• WHAT THIS TASK INVOLVES: Retyping each entry exactly is the whole task.
[THE RECORDS Boundary: Start]
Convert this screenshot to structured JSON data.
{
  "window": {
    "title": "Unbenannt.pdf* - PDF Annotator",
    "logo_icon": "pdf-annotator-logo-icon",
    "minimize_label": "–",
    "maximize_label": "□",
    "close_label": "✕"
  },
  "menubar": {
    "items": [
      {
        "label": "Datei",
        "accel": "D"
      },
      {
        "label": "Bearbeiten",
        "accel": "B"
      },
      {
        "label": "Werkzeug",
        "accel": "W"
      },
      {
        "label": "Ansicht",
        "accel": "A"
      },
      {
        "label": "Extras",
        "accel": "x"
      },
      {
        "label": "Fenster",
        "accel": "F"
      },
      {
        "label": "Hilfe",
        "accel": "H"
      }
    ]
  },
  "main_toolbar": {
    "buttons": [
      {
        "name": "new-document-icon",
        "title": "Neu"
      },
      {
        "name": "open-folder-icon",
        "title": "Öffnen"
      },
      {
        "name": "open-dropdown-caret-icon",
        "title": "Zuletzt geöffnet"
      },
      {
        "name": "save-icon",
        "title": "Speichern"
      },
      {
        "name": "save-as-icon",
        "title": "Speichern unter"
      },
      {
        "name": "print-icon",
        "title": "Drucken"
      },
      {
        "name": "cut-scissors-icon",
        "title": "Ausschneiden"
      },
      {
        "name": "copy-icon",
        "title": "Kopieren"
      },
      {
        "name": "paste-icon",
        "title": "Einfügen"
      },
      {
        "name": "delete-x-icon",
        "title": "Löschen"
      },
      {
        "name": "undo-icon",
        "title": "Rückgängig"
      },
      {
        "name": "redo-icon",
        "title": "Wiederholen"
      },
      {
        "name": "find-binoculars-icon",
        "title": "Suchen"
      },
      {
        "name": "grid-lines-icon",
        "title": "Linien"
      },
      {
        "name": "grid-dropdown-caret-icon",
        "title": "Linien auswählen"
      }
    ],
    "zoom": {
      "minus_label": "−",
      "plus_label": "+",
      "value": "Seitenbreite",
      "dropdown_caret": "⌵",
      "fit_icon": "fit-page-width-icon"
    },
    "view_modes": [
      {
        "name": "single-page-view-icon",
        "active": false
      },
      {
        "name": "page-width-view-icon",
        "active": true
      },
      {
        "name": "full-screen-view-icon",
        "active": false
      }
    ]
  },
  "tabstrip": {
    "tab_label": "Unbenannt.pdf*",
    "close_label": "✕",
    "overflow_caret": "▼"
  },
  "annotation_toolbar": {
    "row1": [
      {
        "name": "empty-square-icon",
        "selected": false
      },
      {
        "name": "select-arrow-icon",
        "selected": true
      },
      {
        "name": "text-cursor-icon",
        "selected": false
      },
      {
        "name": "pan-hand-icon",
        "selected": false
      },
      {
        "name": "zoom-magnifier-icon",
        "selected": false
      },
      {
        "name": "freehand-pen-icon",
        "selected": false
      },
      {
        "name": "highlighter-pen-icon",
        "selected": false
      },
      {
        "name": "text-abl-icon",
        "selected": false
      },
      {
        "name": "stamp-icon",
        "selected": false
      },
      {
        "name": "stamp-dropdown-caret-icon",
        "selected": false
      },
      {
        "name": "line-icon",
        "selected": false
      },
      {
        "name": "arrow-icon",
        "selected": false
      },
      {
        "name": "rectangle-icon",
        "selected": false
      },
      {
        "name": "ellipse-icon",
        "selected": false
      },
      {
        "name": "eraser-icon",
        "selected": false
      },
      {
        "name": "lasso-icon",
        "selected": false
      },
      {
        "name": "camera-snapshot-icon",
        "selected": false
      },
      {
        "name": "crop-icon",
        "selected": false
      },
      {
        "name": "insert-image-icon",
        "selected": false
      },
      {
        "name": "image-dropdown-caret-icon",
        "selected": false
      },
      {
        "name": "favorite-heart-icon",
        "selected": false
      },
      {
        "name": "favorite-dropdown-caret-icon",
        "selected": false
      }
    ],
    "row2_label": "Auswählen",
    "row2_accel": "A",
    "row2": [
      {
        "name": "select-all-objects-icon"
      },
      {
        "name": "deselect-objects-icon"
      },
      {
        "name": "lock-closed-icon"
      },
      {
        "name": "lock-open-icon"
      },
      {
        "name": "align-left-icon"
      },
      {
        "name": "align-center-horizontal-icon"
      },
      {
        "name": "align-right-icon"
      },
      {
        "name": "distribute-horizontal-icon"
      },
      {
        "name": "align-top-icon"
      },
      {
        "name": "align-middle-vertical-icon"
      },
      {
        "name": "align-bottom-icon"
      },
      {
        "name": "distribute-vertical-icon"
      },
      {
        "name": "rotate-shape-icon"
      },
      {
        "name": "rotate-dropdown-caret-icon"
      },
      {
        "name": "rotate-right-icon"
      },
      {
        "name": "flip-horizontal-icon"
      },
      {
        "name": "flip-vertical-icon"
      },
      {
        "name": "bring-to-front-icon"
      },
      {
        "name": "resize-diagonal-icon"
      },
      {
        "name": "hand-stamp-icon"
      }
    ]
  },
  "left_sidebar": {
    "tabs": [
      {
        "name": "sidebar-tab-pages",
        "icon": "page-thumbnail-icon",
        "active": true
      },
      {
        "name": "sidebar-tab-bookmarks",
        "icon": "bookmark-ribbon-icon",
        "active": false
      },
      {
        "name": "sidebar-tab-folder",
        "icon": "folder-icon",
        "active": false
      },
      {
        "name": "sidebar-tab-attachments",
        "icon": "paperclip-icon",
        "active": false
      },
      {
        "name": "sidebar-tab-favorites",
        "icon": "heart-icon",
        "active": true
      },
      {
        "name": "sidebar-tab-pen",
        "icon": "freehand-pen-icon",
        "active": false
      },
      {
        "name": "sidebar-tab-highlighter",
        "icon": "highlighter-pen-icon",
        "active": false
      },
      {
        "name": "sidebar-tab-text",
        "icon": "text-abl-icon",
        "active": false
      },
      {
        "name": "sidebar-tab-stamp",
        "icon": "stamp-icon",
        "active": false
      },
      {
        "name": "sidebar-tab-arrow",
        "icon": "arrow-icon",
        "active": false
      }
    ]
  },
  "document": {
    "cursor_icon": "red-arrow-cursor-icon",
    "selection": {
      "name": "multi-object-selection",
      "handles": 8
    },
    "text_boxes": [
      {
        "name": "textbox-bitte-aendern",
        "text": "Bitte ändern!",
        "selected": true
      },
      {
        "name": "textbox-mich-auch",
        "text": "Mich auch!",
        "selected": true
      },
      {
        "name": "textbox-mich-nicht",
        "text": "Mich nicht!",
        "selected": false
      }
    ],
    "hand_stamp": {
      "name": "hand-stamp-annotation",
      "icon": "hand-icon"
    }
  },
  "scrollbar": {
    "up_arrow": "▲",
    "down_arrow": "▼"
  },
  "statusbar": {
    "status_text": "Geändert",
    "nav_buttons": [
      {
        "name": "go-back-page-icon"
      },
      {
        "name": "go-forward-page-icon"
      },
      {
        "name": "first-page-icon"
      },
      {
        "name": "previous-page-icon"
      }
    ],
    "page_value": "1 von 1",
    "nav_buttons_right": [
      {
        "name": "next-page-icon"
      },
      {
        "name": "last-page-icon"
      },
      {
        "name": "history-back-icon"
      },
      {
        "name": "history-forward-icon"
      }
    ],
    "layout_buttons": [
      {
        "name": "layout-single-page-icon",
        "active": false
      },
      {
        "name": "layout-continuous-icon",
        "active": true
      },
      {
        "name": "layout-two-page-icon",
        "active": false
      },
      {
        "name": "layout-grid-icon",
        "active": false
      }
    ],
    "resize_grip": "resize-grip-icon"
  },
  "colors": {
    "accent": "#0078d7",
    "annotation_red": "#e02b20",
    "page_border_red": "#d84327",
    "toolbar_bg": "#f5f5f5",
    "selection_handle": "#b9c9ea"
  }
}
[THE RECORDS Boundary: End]
• RESULT:
Convert this screenshot to structured JSON data.
{
  "window": {
    "title": "Unbenannt.pdf* - PDF Annotator",
    "logo_icon": "pdf-annotator-logo-icon",
    "minimize_label": "–",
    "maximize_label": "□",
    "close_label": "✕"
  },
  "menubar": {
    "items": [
      {
        "label": "Datei",
        "accel": "D"
      },
      {
        "label": "Bearbeiten",
        "accel": "B"
      },
      {
        "label": "Werkzeug",
        "accel": "W"
      },
      {
        "label": "Ansicht",
        "accel": "A"
      },
      {
        "label": "Extras",
        "accel": "x"
      },
      {
        "label": "Fenster",
        "accel": "F"
      },
      {
        "label": "Hilfe",
        "accel": "H"
      }
    ]
  },
  "main_toolbar": {
    "buttons": [
      {
        "name": "new-document-icon",
        "title": "Neu"
      },
      {
        "name": "open-folder-icon",
        "title": "Öffnen"
      },
      {
        "name": "open-dropdown-caret-icon",
        "title": "Zuletzt geöffnet"
      },
      {
        "name": "save-icon",
        "title": "Speichern"
      },
      {
        "name": "save-as-icon",
        "title": "Speichern unter"
      },
      {
        "name": "print-icon",
        "title": "Drucken"
      },
      {
        "name": "cut-scissors-icon",
        "title": "Ausschneiden"
      },
      {
        "name": "copy-icon",
        "title": "Kopieren"
      },
      {
        "name": "paste-icon",
        "title": "Einfügen"
      },
      {
        "name": "delete-x-icon",
        "title": "Löschen"
      },
      {
        "name": "undo-icon",
        "title": "Rückgängig"
      },
      {
        "name": "redo-icon",
        "title": "Wiederholen"
      },
      {
        "name": "find-binoculars-icon",
        "title": "Suchen"
      },
      {
        "name": "grid-lines-icon",
        "title": "Linien"
      },
      {
        "name": "grid-dropdown-caret-icon",
        "title": "Linien auswählen"
      }
    ],
    "zoom": {
      "minus_label": "−",
      "plus_label": "+",
      "value": "Seitenbreite",
      "dropdown_caret": "⌵",
      "fit_icon": "fit-page-width-icon"
    },
    "view_modes": [
      {
        "name": "single-page-view-icon",
        "active": false
      },
      {
        "name": "page-width-view-icon",
        "active": true
      },
      {
        "name": "full-screen-view-icon",
        "active": false
      }
    ]
  },
  "tabstrip": {
    "tab_label": "Unbenannt.pdf*",
    "close_label": "✕",
    "overflow_caret": "▼"
  },
  "annotation_toolbar": {
    "row1": [
      {
        "name": "empty-square-icon",
        "selected": false
      },
      {
        "name": "select-arrow-icon",
        "selected": true
      },
      {
        "name": "text-cursor-icon",
        "selected": false
      },
      {
        "name": "pan-hand-icon",
        "selected": false
      },
      {
        "name": "zoom-magnifier-icon",
        "selected": false
      },
      {
        "name": "freehand-pen-icon",
        "selected": false
      },
      {
        "name": "highlighter-pen-icon",
        "selected": false
      },
      {
        "name": "text-abl-icon",
        "selected": false
      },
      {
        "name": "stamp-icon",
        "selected": false
      },
      {
        "name": "stamp-dropdown-caret-icon",
        "selected": false
      },
      {
        "name": "line-icon",
        "selected": false
      },
      {
        "name": "arrow-icon",
        "selected": false
      },
      {
        "name": "rectangle-icon",
        "selected": false
      },
      {
        "name": "ellipse-icon",
        "selected": false
      },
      {
        "name": "eraser-icon",
        "selected": false
      },
      {
        "name": "lasso-icon",
        "selected": false
      },
      {
        "name": "camera-snapshot-icon",
        "selected": false
      },
      {
        "name": "crop-icon",
        "selected": false
      },
      {
        "name": "insert-image-icon",
        "selected": false
      },
      {
        "name": "image-dropdown-caret-icon",
        "selected": false
      },
      {
        "name": "favorite-heart-icon",
        "selected": false
      },
      {
        "name": "favorite-dropdown-caret-icon",
        "selected": false
      }
    ],
    "row2_label": "Auswählen",
    "row2_accel": "A",
    "row2": [
      {
        "name": "select-all-objects-icon"
      },
      {
        "name": "deselect-objects-icon"
      },
      {
        "name": "lock-closed-icon"
      },
      {
        "name": "lock-open-icon"
      },
      {
        "name": "align-left-icon"
      },
      {
        "name": "align-center-horizontal-icon"
      },
      {
        "name": "align-right-icon"
      },
      {
        "name": "distribute-horizontal-icon"
      },
      {
        "name": "align-top-icon"
      },
      {
        "name": "align-middle-vertical-icon"
      },
      {
        "name": "align-bottom-icon"
      },
      {
        "name": "distribute-vertical-icon"
      },
      {
        "name": "rotate-shape-icon"
      },
      {
        "name": "rotate-dropdown-caret-icon"
      },
      {
        "name": "rotate-right-icon"
      },
      {
        "name": "flip-horizontal-icon"
      },
      {
        "name": "flip-vertical-icon"
      },
      {
        "name": "bring-to-front-icon"
      },
      {
        "name": "resize-diagonal-icon"
      },
      {
        "name": "hand-stamp-icon"
      }
    ]
  },
  "left_sidebar": {
    "tabs": [
      {
        "name": "sidebar-tab-pages",
        "icon": "page-thumbnail-icon",
        "active": true
      },
      {
        "name": "sidebar-tab-bookmarks",
        "icon": "bookmark-ribbon-icon",
        "active": false
      },
      {
        "name": "sidebar-tab-folder",
        "icon": "folder-icon",
        "active": false
      },
      {
        "name": "sidebar-tab-attachments",
        "icon": "paperclip-icon",
        "active": false
      },
      {
        "name": "sidebar-tab-favorites",
        "icon": "heart-icon",
        "active": true
      },
      {
        "name": "sidebar-tab-pen",
        "icon": "freehand-pen-icon",
        "active": false
      },
      {
        "name": "sidebar-tab-highlighter",
        "icon": "highlighter-pen-icon",
        "active": false
      },
      {
        "name": "sidebar-tab-text",
        "icon": "text-abl-icon",
        "active": false
      },
      {
        "name": "sidebar-tab-stamp",
        "icon": "stamp-icon",
        "active": false
      },
      {
        "name": "sidebar-tab-arrow",
        "icon": "arrow-icon",
        "active": false
      }
    ]
  },
  "document": {
    "cursor_icon": "red-arrow-cursor-icon",
    "selection": {
      "name": "multi-object-selection",
      "handles": 8
    },
    "text_boxes": [
      {
        "name": "textbox-bitte-aendern",
        "text": "Bitte ändern!",
        "selected": true
      },
      {
        "name": "textbox-mich-auch",
        "text": "Mich auch!",
        "selected": true
      },
      {
        "name": "textbox-mich-nicht",
        "text": "Mich nicht!",
        "selected": false
      }
    ],
    "hand_stamp": {
      "name": "hand-stamp-annotation",
      "icon": "hand-icon"
    }
  },
  "scrollbar": {
    "up_arrow": "▲",
    "down_arrow": "▼"
  },
  "statusbar": {
    "status_text": "Geändert",
    "nav_buttons": [
      {
        "name": "go-back-page-icon"
      },
      {
        "name": "go-forward-page-icon"
      },
      {
        "name": "first-page-icon"
      },
      {
        "name": "previous-page-icon"
      }
    ],
    "page_value": "1 von 1",
    "nav_buttons_right": [
      {
        "name": "next-page-icon"
      },
      {
        "name": "last-page-icon"
      },
      {
        "name": "history-back-icon"
      },
      {
        "name": "history-forward-icon"
      }
    ],
    "layout_buttons": [
      {
        "name": "layout-single-page-icon",
        "active": false
      },
      {
        "name": "layout-continuous-icon",
        "active": true
      },
      {
        "name": "layout-two-page-icon",
        "active": false
      },
      {
        "name": "layout-grid-icon",
        "active": false
      }
    ],
    "resize_grip": "resize-grip-icon"
  },
  "colors": {
    "accent": "#0078d7",
    "annotation_red": "#e02b20",
    "page_border_red": "#d84327",
    "toolbar_bg": "#f5f5f5",
    "selection_handle": "#b9c9ea"
  }
}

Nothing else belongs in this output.